[Records shown Boundary: Start]

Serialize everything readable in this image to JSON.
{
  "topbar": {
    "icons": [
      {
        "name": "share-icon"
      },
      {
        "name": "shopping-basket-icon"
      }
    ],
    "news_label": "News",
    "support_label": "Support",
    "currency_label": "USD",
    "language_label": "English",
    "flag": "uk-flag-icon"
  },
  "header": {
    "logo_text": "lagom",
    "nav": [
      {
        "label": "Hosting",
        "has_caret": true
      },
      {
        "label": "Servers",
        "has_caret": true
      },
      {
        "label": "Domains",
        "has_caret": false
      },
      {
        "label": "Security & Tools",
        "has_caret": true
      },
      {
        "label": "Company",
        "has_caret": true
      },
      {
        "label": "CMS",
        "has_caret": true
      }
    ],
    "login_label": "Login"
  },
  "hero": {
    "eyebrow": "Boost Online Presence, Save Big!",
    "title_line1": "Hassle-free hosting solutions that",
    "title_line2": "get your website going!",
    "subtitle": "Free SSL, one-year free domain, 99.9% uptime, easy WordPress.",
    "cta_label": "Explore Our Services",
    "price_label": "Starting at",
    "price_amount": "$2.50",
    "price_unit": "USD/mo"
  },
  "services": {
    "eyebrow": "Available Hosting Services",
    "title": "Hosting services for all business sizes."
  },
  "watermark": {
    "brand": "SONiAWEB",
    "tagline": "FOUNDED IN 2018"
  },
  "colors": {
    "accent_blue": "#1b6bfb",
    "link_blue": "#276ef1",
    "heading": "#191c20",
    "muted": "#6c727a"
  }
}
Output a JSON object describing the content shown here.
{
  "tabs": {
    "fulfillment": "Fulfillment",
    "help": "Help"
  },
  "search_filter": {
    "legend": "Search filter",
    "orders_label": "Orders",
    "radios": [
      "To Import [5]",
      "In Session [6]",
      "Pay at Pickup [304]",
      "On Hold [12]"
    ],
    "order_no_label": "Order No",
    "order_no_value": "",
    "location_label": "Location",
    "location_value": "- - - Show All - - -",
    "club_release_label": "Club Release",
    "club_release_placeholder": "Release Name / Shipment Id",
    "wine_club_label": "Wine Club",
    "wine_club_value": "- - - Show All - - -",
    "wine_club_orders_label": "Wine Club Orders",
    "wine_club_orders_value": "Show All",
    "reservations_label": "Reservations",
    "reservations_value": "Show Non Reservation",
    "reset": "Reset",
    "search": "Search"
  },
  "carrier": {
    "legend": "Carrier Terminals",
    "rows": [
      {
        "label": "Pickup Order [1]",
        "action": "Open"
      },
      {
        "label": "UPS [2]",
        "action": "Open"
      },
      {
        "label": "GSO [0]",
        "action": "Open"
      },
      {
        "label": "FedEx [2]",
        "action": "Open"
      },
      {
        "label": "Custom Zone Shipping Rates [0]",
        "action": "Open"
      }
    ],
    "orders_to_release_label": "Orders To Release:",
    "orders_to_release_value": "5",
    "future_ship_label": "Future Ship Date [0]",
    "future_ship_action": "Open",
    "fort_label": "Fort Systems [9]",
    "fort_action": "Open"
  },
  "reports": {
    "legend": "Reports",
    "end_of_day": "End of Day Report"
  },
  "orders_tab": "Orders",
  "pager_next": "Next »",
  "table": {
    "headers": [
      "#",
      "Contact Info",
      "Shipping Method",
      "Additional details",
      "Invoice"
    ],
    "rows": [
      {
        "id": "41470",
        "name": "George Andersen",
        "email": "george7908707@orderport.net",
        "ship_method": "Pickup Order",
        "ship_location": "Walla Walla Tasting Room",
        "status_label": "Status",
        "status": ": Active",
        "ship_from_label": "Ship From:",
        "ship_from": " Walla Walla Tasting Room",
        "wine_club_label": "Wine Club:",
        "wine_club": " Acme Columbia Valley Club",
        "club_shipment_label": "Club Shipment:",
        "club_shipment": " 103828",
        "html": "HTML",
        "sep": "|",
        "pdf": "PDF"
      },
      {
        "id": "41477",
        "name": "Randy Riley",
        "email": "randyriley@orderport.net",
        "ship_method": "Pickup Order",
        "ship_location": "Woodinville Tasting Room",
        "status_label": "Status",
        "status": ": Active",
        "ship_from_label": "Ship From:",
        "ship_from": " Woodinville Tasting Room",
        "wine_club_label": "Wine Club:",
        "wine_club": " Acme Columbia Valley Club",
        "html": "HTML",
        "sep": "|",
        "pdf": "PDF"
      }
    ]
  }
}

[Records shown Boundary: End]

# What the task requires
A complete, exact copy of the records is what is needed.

# Answer area
Serialize everything readable in this image to JSON.
{
  "topbar": {
    "icons": [
      {
        "name": "share-icon"
      },
      {
        "name": "shopping-basket-icon"
      }
    ],
    "news_label": "News",
    "support_label": "Support",
    "currency_label": "USD",
    "language_label": "English",
    "flag": "uk-flag-icon"
  },
  "header": {
    "logo_text": "lagom",
    "nav": [
      {
        "label": "Hosting",
        "has_caret": true
      },
      {
        "label": "Servers",
        "has_caret": true
      },
      {
        "label": "Domains",
        "has_caret": false
      },
      {
        "label": "Security & Tools",
        "has_caret": true
      },
      {
        "label": "Company",
        "has_caret": true
      },
      {
        "label": "CMS",
        "has_caret": true
      }
    ],
    "login_label": "Login"
  },
  "hero": {
    "eyebrow": "Boost Online Presence, Save Big!",
    "title_line1": "Hassle-free hosting solutions that",
    "title_line2": "get your website going!",
    "subtitle": "Free SSL, one-year free domain, 99.9% uptime, easy WordPress.",
    "cta_label": "Explore Our Services",
    "price_label": "Starting at",
    "price_amount": "$2.50",
    "price_unit": "USD/mo"
  },
  "services": {
    "eyebrow": "Available Hosting Services",
    "title": "Hosting services for all business sizes."
  },
  "watermark": {
    "brand": "SONiAWEB",
    "tagline": "FOUNDED IN 2018"
  },
  "colors": {
    "accent_blue": "#1b6bfb",
    "link_blue": "#276ef1",
    "heading": "#191c20",
    "muted": "#6c727a"
  }
}
Output a JSON object describing the content shown here.
{
  "tabs": {
    "fulfillment": "Fulfillment",
    "help": "Help"
  },
  "search_filter": {
    "legend": "Search filter",
    "orders_label": "Orders",
    "radios": [
      "To Import [5]",
      "In Session [6]",
      "Pay at Pickup [304]",
      "On Hold [12]"
    ],
    "order_no_label": "Order No",
    "order_no_value": "",
    "location_label": "Location",
    "location_value": "- - - Show All - - -",
    "club_release_label": "Club Release",
    "club_release_placeholder": "Release Name / Shipment Id",
    "wine_club_label": "Wine Club",
    "wine_club_value": "- - - Show All - - -",
    "wine_club_orders_label": "Wine Club Orders",
    "wine_club_orders_value": "Show All",
    "reservations_label": "Reservations",
    "reservations_value": "Show Non Reservation",
    "reset": "Reset",
    "search": "Search"
  },
  "carrier": {
    "legend": "Carrier Terminals",
    "rows": [
      {
        "label": "Pickup Order [1]",
        "action": "Open"
      },
      {
        "label": "UPS [2]",
        "action": "Open"
      },
      {
        "label": "GSO [0]",
        "action": "Open"
      },
      {
        "label": "FedEx [2]",
        "action": "Open"
      },
      {
        "label": "Custom Zone Shipping Rates [0]",
        "action": "Open"
      }
    ],
    "orders_to_release_label": "Orders To Release:",
    "orders_to_release_value": "5",
    "future_ship_label": "Future Ship Date [0]",
    "future_ship_action": "Open",
    "fort_label": "Fort Systems [9]",
    "fort_action": "Open"
  },
  "reports": {
    "legend": "Reports",
    "end_of_day": "End of Day Report"
  },
  "orders_tab": "Orders",
  "pager_next": "Next »",
  "table": {
    "headers": [
      "#",
      "Contact Info",
      "Shipping Method",
      "Additional details",
      "Invoice"
    ],
    "rows": [
      {
        "id": "41470",
        "name": "George Andersen",
        "email": "george7908707@orderport.net",
        "ship_method": "Pickup Order",
        "ship_location": "Walla Walla Tasting Room",
        "status_label": "Status",
        "status": ": Active",
        "ship_from_label": "Ship From:",
        "ship_from": " Walla Walla Tasting Room",
        "wine_club_label": "Wine Club:",
        "wine_club": " Acme Columbia Valley Club",
        "club_shipment_label": "Club Shipment:",
        "club_shipment": " 103828",
        "html": "HTML",
        "sep": "|",
        "pdf": "PDF"
      },
      {
        "id": "41477",
        "name": "Randy Riley",
        "email": "randyriley@orderport.net",
        "ship_method": "Pickup Order",
        "ship_location": "Woodinville Tasting Room",
        "status_label": "Status",
        "status": ": Active",
        "ship_from_label": "Ship From:",
        "ship_from": " Woodinville Tasting Room",
        "wine_club_label": "Wine Club:",
        "wine_club": " Acme Columbia Valley Club",
        "html": "HTML",
        "sep": "|",
        "pdf": "PDF"
      }
    ]
  }
}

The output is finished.